Tuesday, August 15, 2017
Thoughts on Charlottesville
I am the great-great-granddaughter of a Confederate soldier. My great-grandmother was not permitted to wear blue dresses because her father hated the color of the Union army and did not want his daughters clad in its hue in his presence.
I keep hearing from the Charlottesville protesters on the news, our president, and various friends and family on social media that the events of the past weekend were about preserving heritage. The Confederacy is in fact a part of my heritage, so I have as much right as anyone to cling to the monuments that pay homage to that heritage. However, I fervently believe that they should each be removed from their places of honor. Here’s why.
The men honored in Confederate memorials are not patriots of our country (like George Washington). In fact, they fought our country and were enemies of the United States in the deadliest war of our history. And although I’ve heard it argued my whole life that their cause was about more than just slavery, the fact that slavery was any part of their cause makes it completely unjustifiable. They were a nation and a military fighting to maintain a lifestyle made possible by the hard work of the humans they owned.
When I think of the Confederate veteran in my family tree, I don’t feel pride. Instead, I feel mostly sad, sad that my family was shaped by and perpetuated a culture that devalued humans so severely and sad that this fact led my ancestor to fight for such a lousy cause.
And while this sadness is plenty of reason for me to want to see these memorials disappear from our capitals and college campuses, it is far more important they be removed out of respect for our Black countrymen and women. If the men memorialized in these statues had won their war, the great-great grandfathers of my Black peers would not have been emancipated from slavery. How can we possibly continue to place the Confederacy on a pedestal and still look our Black neighbors in the eyes?

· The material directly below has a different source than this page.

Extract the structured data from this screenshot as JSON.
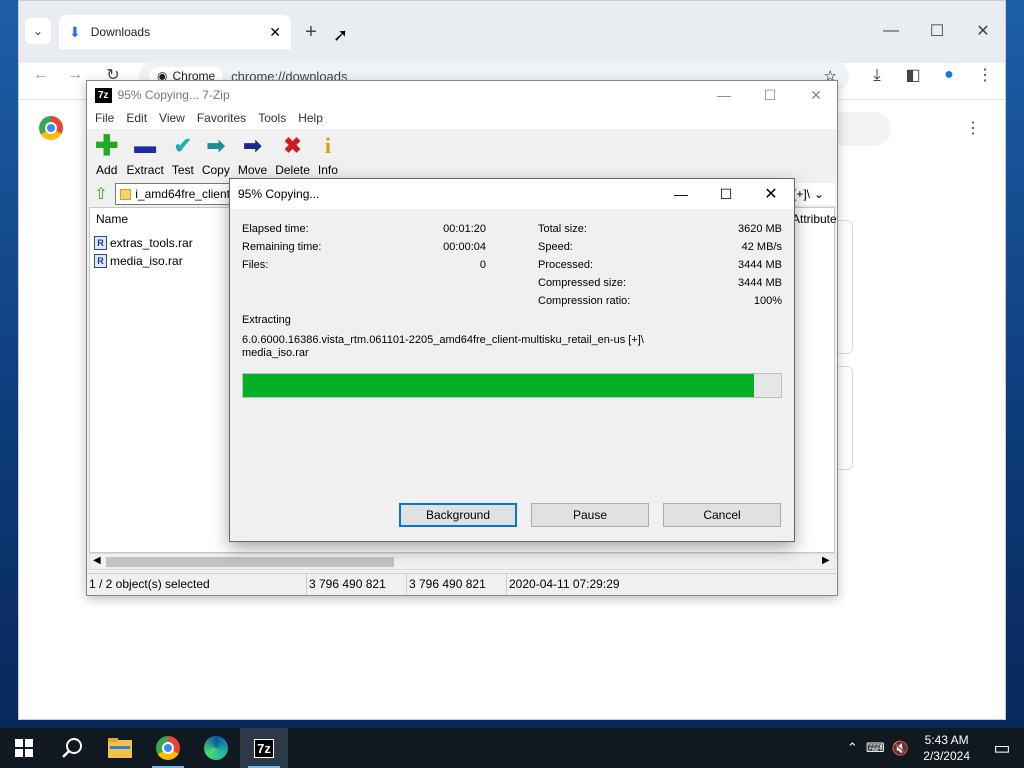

Counter-protesting white supremacists and Nazis who are protesting the removal of these monuments is not “alt-left.” The tag “alt” suggests fringe movements. In a country where all people are created equal, there is nothing fringe about calling out racism and bigotry.
My family history in the Confederacy is in many ways a burden. I must bear the fact that I come from people who chose the wrong side when they were faced with their generation’s battle between good and evil. I do not want my descendants to feel burdened by my actions today. That is why, despite not wanting to jump into these conversations, I find myself writing this post. By speaking out against racism today, those of us whose ancestors fought to preserve slavery can participate in God's work of redemption in this horribly broken world.